The summer separation becomes an actual rift in volume 4 and the dynamic duo part ways! Say it ain’t so! … Okay, it ain’t so (only for a couple of chapters). WHEW! When they realize they’re completely in synch about the next manga project, they’re convinced that Muto Ashirogi is destined for greatness and promise to work harder than ever. Over in voiceover-land, Miho’s up against a skeezy manager who’s demanding she do things she won’t be proud of …

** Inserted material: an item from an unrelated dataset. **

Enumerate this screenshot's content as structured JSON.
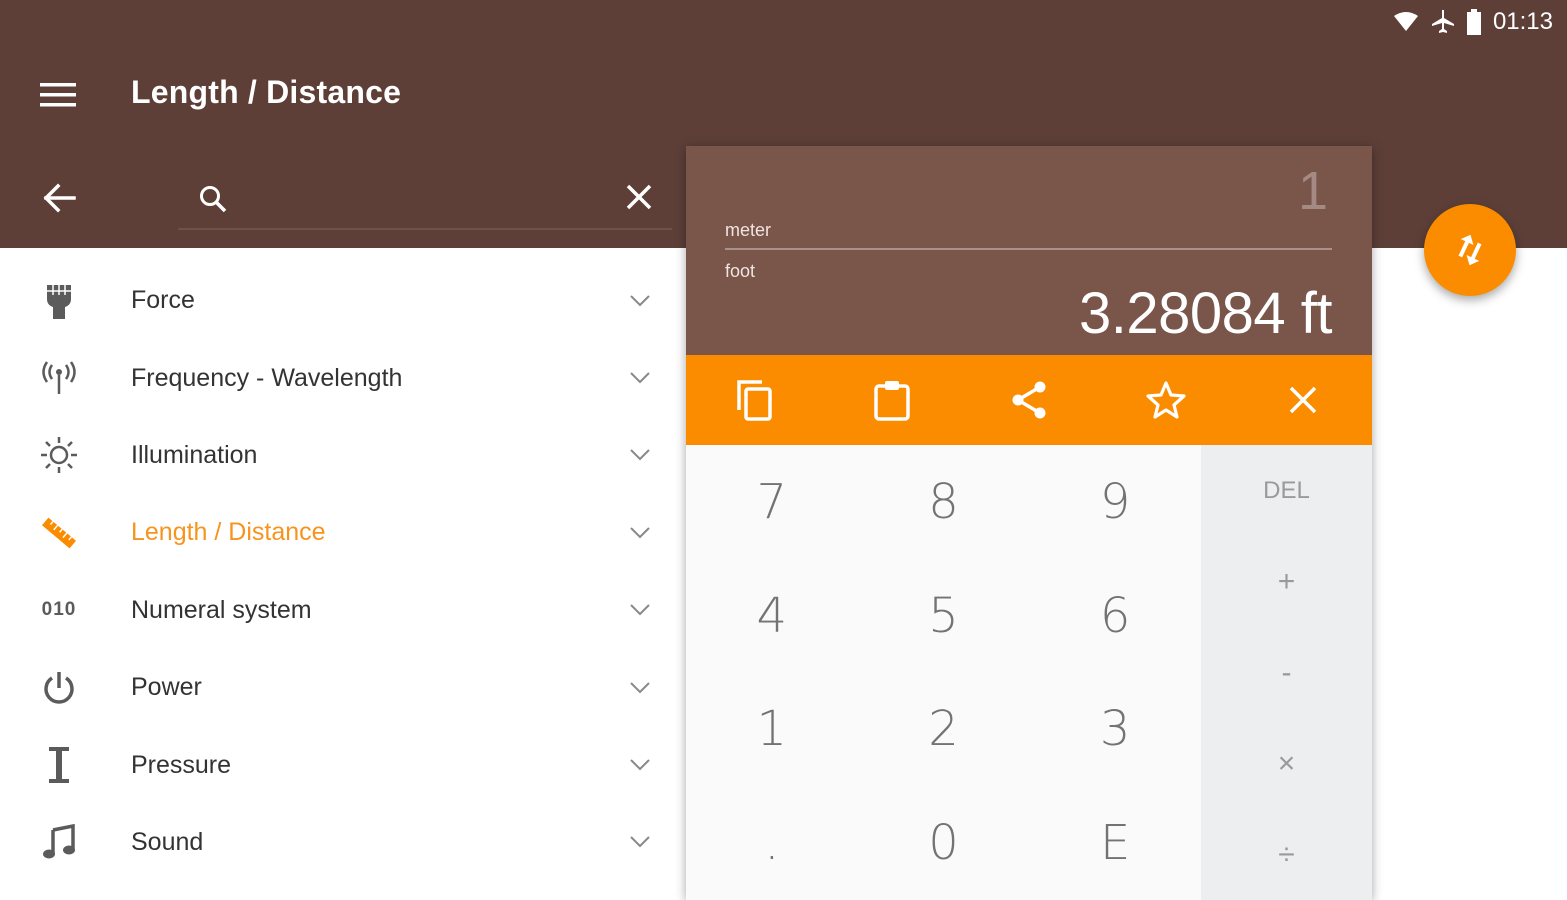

Volume 5 opens with four additions to the Muto Ashirogi studio – three new assistants and Miyoshi who turns out to be rather helpful now that she’s decided that enabling the boys’ success is her dream, too. They’ve also been assigned a new editor, who is not nearly as experienced as Hattori who got them this far. Staying ahead of the competition – many of whom also now happen to be their friends – requires more work than Mashiro and Takagi ever imagined, never mind passing their last year of high school, getting any sleep, and everything else. These teenage manga-makers are living their dream … right …?
Realizing this is shōnen manga (targeted specifically at a young male audience), I know I shouldn’t be surprised that the artist’s angle focuses far too often on Miyoshi’s ample body parts (are comments about the color and pattern of her underwear really necessary??!!). We don’t see Miho as often, but her costumes (for voiceovers?!) sure are noticeably skimpy. Testosterone-titillations aside, how disappointing and annoying that Miyoshi gives up her own dream of becoming a cell phone novelist to ease the boys’ path to success. Which makes me ask, why can’t boys’ manga have more lasting girl power thrown in?
Ever so begrudgingly moving such complaints aside, Bakuman does make for fascinating reading about the challenging, fickle world of manga-making … and ultimately makes us manga addicts that much more appreciative of the tenacity of the artists’ achievements.
Click here to check out all Bakuman volumes on BookDragon.
Readers: Middle Grade, Young Adult
Published: 2011 (United States)
BAKUMAN © Tsugumi Ohba and Takeshi Obata
Original Japanese edition published by Shueisha Inc,